Strategic planning for P3M capability building programs, including:

  • Current and future state analysis
  • Development of supporting processes, procedures and templates.

Building P3M capability

We design, develop and deploy new or enhanced enterprise-wide or function/program specific capabilities, including:

  • Portfolio, program and project management methods and frameworks Project, program and portfolio management offices (P3Os/PMOs)
  • Program and project controls
  • Governance, including project gating and assurance.

Project reviews

Programs and projects are optimised for success and timely delivery.

  • Project health check: objective and independent review to identify actionable recommendations
  • Set-up for success: ensures all critical resourcing, planning, analysis and governance aspects are appropriately placed
  • Post-implementation review: independent and scalable review to assess the project’s success. It captures lessons learnt, provides benefit realisation and actionable outcomes to assist future projects
  • Assurance: ongoing review of the effectiveness of key portfolio, program or project management practices.

Project and program delivery

  • Set-up project, program or portfolio delivery for success
  • Define and align project and program initiative/s with strategic objectives
  • Establish and support appropriate structures for decision-making Manage the execution of project or programs. 

3. People: CI can provide skilled resources as backfill, for outsourcing purposes or as additional support.

Our highly skilled personnel include:

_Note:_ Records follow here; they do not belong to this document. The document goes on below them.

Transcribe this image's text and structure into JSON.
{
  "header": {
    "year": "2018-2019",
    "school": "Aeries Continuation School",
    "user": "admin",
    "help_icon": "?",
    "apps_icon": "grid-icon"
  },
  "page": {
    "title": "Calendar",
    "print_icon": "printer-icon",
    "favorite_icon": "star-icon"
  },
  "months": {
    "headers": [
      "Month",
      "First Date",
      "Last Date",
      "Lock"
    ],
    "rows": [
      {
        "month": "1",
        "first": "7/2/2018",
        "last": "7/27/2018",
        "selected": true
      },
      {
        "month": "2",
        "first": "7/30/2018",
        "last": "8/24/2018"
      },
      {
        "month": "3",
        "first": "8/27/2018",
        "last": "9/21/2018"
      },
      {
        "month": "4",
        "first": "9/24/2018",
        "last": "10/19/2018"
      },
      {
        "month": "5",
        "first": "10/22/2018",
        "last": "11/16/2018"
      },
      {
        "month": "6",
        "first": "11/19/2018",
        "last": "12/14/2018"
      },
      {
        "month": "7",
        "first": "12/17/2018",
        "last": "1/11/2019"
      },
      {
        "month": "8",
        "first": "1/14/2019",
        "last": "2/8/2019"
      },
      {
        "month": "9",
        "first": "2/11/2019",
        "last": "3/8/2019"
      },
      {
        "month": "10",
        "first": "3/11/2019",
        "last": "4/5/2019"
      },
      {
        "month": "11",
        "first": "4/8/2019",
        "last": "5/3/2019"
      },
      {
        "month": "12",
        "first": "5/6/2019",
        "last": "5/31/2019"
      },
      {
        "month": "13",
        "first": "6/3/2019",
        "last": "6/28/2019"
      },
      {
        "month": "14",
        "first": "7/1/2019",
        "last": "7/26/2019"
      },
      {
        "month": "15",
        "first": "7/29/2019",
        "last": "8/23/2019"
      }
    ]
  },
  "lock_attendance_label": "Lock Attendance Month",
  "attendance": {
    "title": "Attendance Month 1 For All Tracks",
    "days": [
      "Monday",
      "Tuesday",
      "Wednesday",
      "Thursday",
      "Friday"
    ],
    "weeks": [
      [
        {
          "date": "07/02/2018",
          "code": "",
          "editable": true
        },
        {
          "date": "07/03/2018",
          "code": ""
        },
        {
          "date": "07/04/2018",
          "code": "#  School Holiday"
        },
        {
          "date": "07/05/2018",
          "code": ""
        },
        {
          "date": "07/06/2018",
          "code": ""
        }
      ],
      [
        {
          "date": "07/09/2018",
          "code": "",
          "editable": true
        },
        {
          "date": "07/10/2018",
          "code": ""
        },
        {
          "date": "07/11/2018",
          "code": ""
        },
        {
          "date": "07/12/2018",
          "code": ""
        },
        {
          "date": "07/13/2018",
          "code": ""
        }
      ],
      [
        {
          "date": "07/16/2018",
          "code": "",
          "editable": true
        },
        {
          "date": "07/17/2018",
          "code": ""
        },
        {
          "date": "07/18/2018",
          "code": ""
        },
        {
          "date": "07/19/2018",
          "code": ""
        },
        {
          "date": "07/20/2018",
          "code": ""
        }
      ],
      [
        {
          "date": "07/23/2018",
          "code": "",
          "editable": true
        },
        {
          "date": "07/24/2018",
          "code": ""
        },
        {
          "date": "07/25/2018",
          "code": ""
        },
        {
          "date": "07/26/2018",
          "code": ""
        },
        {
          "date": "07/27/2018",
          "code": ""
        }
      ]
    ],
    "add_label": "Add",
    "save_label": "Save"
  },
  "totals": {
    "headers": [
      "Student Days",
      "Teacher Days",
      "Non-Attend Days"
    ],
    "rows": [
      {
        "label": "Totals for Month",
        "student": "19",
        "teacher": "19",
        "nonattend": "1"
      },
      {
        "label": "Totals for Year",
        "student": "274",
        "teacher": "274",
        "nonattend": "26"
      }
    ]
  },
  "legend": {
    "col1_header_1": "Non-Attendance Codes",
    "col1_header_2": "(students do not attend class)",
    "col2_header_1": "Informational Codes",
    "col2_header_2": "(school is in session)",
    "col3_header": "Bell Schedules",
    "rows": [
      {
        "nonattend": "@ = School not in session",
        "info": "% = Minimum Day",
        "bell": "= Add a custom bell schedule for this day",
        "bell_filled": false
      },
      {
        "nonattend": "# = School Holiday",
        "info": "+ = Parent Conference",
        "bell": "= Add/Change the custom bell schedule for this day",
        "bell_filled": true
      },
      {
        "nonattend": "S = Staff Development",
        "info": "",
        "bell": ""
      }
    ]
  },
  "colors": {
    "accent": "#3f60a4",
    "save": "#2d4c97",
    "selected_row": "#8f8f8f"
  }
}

  • Supply chain managers
  • Procurement and contracts managers
  • Purchasing and contracts officers
  • Category managers
  • Category specialists/advisors
  • Logistics managers
  • Logistics officers
  • Warehousing and inventory personnel
  • Project directors
  • Project and construction managers
  • Project controls personnel
  • Contract administrators
  • Document controllers
  • Project administrators.

These resources can be engaged as consultants for project work, labour hire for role backfill or longer-term engagements as project or full-time employees.

Our extensive database of resources provides us with access to a diverse range of skillsets across a large geographical area. 

4. Process: CI works with our clients to help understand, communicate and improve their processes.

Our services include:

Business process improvement: We formulate strategy for the structure, documentation and governance of business processes, including:

  • Process mapping, process analysis, process redesign and process standardisation
  • Identifying obstacles and required outcomes
  • Future process definition
  • Managing and support the change process, including development of documentation, processes and frameworks as required.

Organisational redesign and operational improvement: we work with clients to align strategic priorities and other growth areas, to reduce costs, and improve decision making and accountability

Root cause analysis/incident process reviews: we review business processes, gap and failure analysis.

Documentation: we produce business documentation for “As Is”, or “To Be” process, policy and procedures.

Governance: we devise methods to measure performance and compliance and the required corrective and improvement actions 


At the centre of everything Critical Input does are three principles: process, because without process, there is no destination; people, because without buy-in, there is no evolution; and principles – because integrity is everything.